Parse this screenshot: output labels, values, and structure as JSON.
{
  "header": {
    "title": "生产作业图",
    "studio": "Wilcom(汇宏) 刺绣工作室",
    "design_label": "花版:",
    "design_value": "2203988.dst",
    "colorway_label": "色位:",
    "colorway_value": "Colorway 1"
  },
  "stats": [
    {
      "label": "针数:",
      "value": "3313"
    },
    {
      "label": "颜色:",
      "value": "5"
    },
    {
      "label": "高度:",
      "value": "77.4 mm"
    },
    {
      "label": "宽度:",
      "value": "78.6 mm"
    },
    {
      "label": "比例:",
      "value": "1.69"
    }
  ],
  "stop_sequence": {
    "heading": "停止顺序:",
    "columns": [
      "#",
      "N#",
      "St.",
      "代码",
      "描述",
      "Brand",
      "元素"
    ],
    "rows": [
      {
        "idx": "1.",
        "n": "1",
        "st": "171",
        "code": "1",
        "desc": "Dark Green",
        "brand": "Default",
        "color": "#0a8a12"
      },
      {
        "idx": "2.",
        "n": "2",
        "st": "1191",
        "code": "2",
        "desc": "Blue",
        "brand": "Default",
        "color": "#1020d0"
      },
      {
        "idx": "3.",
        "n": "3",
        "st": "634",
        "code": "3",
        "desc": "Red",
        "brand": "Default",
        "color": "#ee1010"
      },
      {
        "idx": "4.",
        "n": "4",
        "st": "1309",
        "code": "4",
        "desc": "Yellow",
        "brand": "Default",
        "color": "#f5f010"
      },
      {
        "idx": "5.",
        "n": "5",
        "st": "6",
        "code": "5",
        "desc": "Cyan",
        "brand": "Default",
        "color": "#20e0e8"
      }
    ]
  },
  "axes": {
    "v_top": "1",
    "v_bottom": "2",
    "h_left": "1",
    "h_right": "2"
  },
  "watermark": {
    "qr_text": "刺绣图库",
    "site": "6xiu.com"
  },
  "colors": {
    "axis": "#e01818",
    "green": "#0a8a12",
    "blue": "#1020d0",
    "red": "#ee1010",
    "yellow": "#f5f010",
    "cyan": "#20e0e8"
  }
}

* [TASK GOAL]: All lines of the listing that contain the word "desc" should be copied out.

* [COMPLETED TASK]:
        "desc": "Dark Green",
        "desc": "Blue",
        "desc": "Red",
        "desc": "Yellow",
        "desc": "Cyan",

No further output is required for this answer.